Britain’s The Daily Telegraph has just released its new iPad application, that has gone from offering a few free leading articles to offering completely chargeable content.
Now, I have nothing against paid content, great content and journalism costs money to create and if it’s above average in quality, then I’m willing to pay.
However, The Telegraph believes that its iPad application is synonmous with a pre-internet era printed newspaper, and is charging accordingly $1.99 per day. Per day! Or $16.99 per month.
This model only makes sense if you consume content from one location, that’s it that’s all. However, with the internet and a zero marginal cost of publishing, that’s not how most people consume content. They’ll read a few articles per day from each source.
Hence, my average daily cost per article from The Telegraph would be around 40 cents if I were to read 5 articles a day. That’s a lot to pay per article! Pre-Internet, if you were to read 15-20% of one newspaper, roughly, 20-30 articles, you may be paying the equivalent of 10 cents per article. If you remember that the marginal cost of delivering the article is much higher due to distribution and newsprint costs, then the equivalent article today should be valued at between 2 and 5 cents.
So, if the The Telegraph wants to charge, this is what is should do.
1. Create a value per article. This can vary based on the contents of the article. An in-depth report with multi-media graphics may be 5-10 cents whilst a standard article may be 2 cents.
2. Have readers by credits through in-app purchase.
3. Suggest to readers that subscription might be better if they are heavy readers.

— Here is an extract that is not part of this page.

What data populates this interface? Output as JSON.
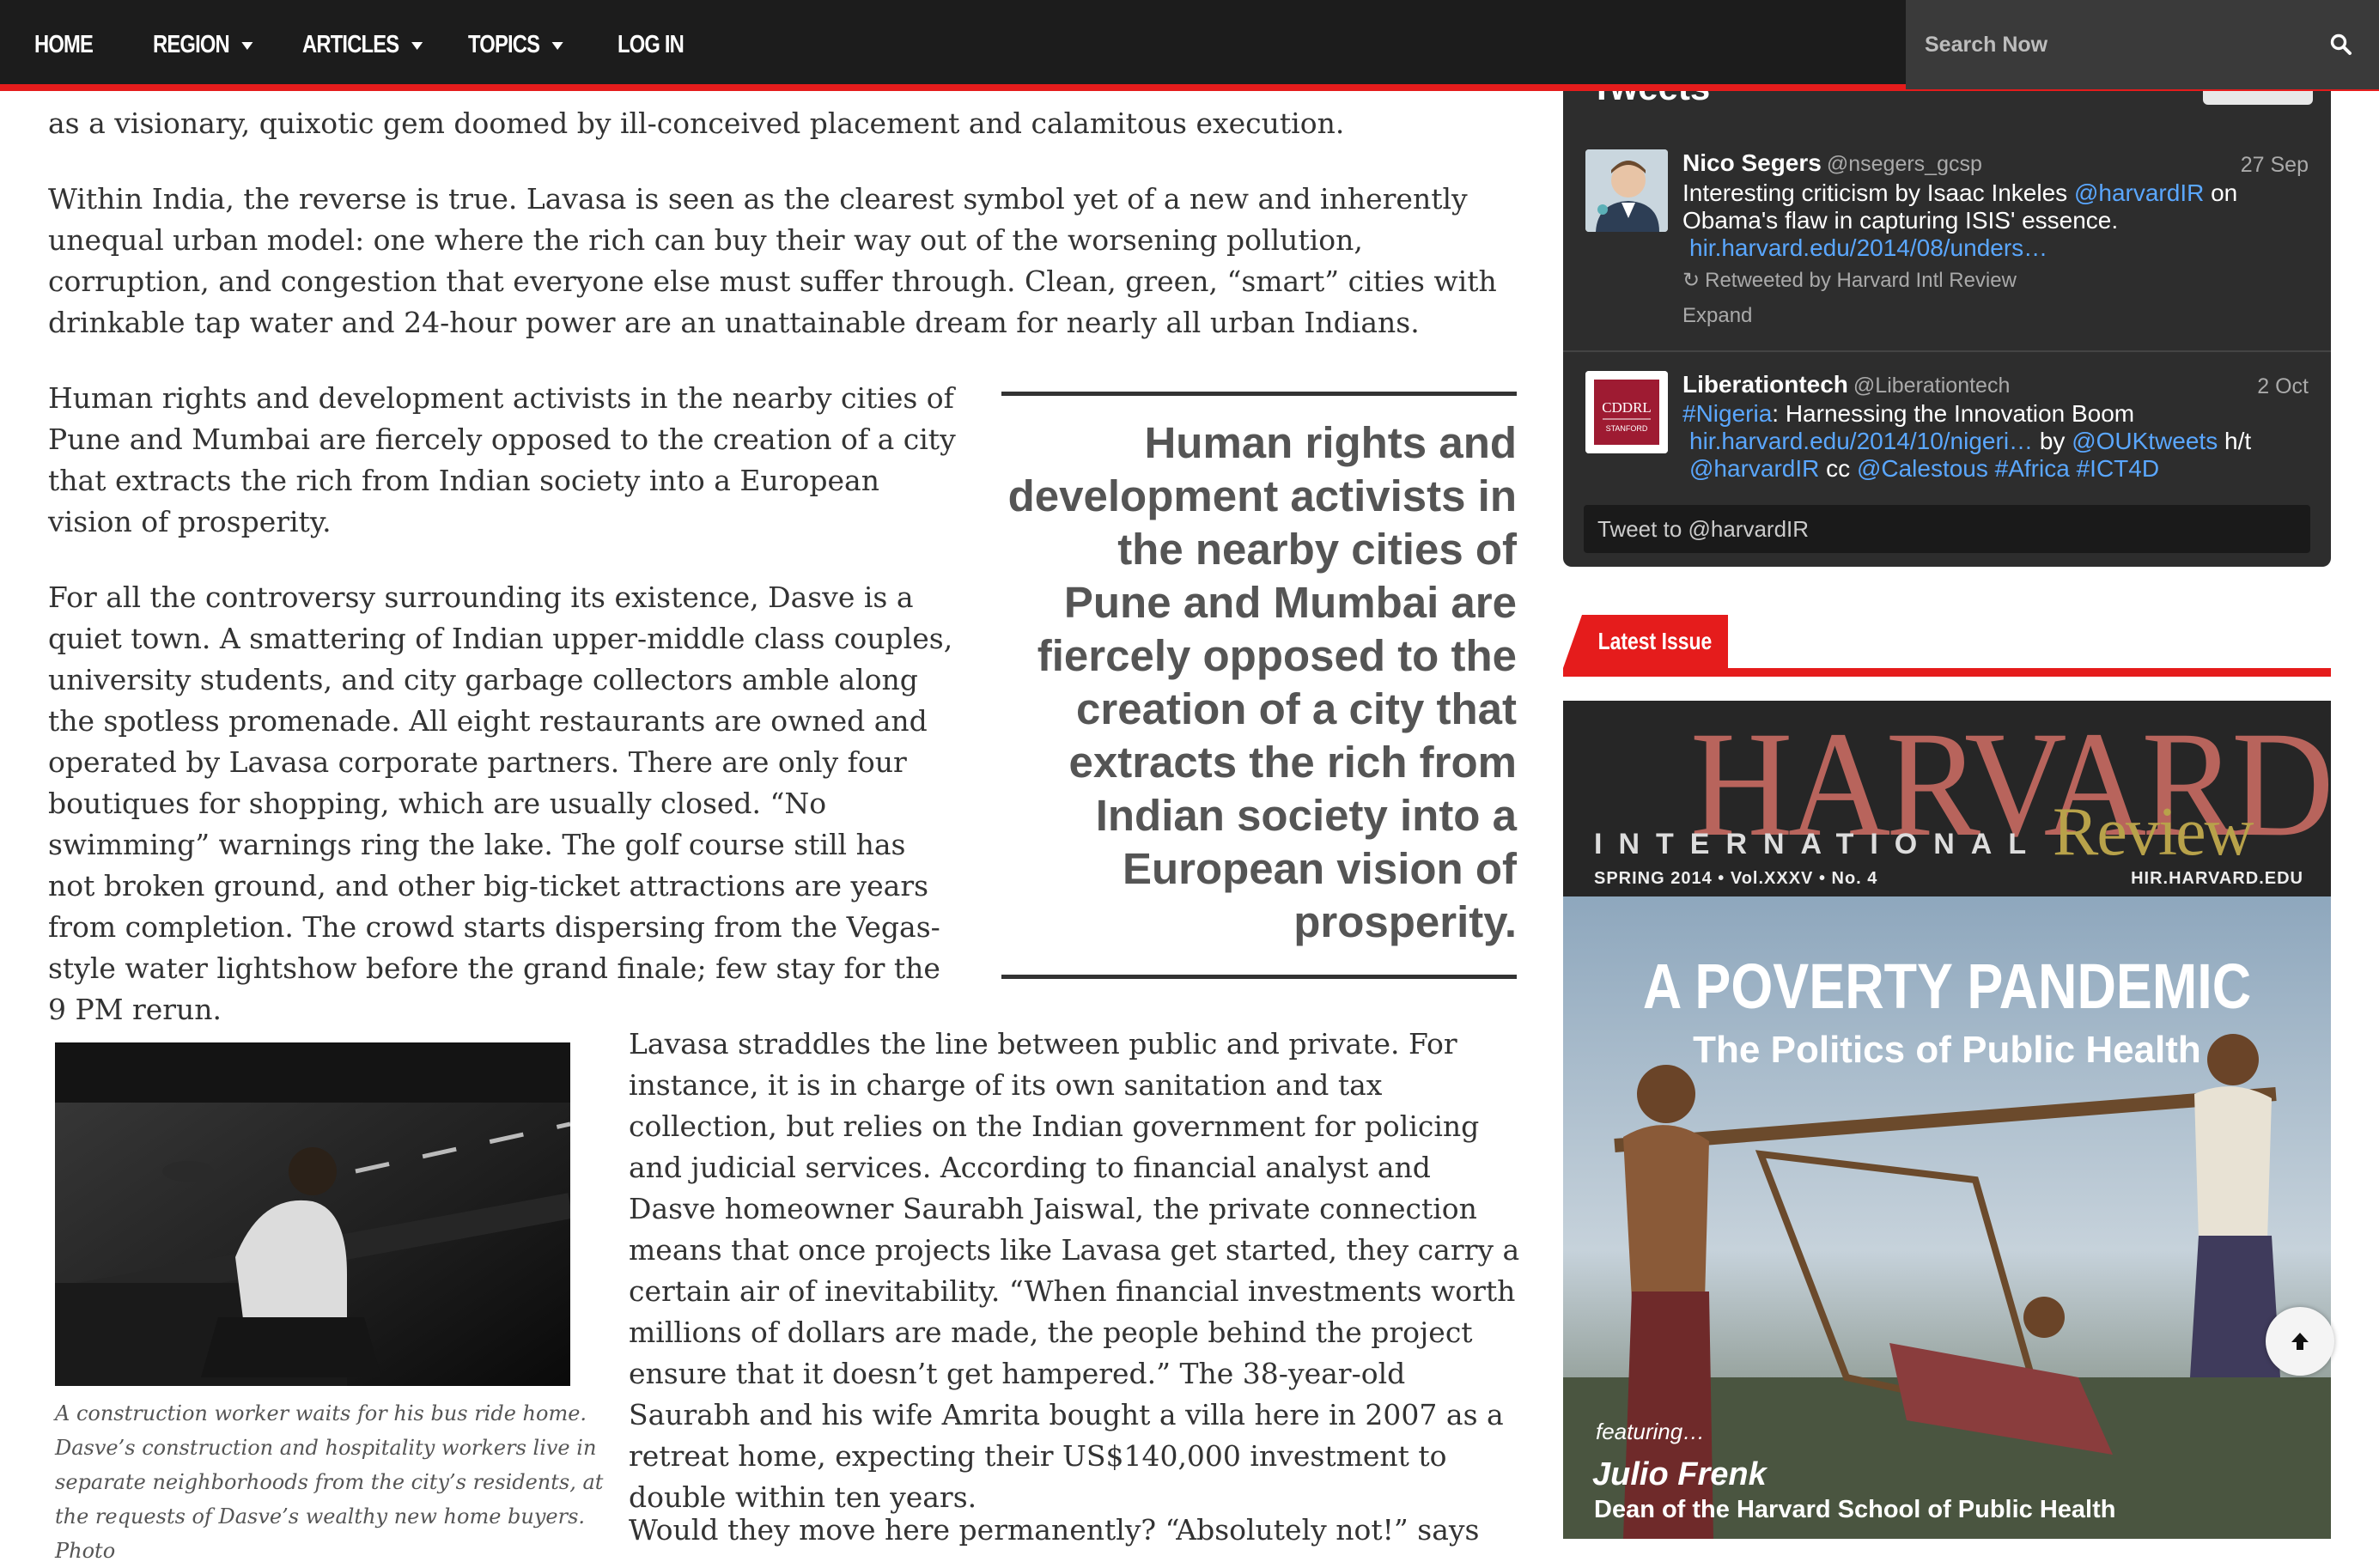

4. Offer a few articles per day for free, as news is an experience good, and you need to read it to know if you like the style of the paper.
There is another way to look at iPad newspapers. If you suggest that people should pay because the iPad app experience is so much better than the web experience, but the content is no better or doesn’t merit being charged for, then you should charge for that experience. Make the iPad app payable in the app store. Charge $5 one time, one off. The value is in the reading medium, not in the content.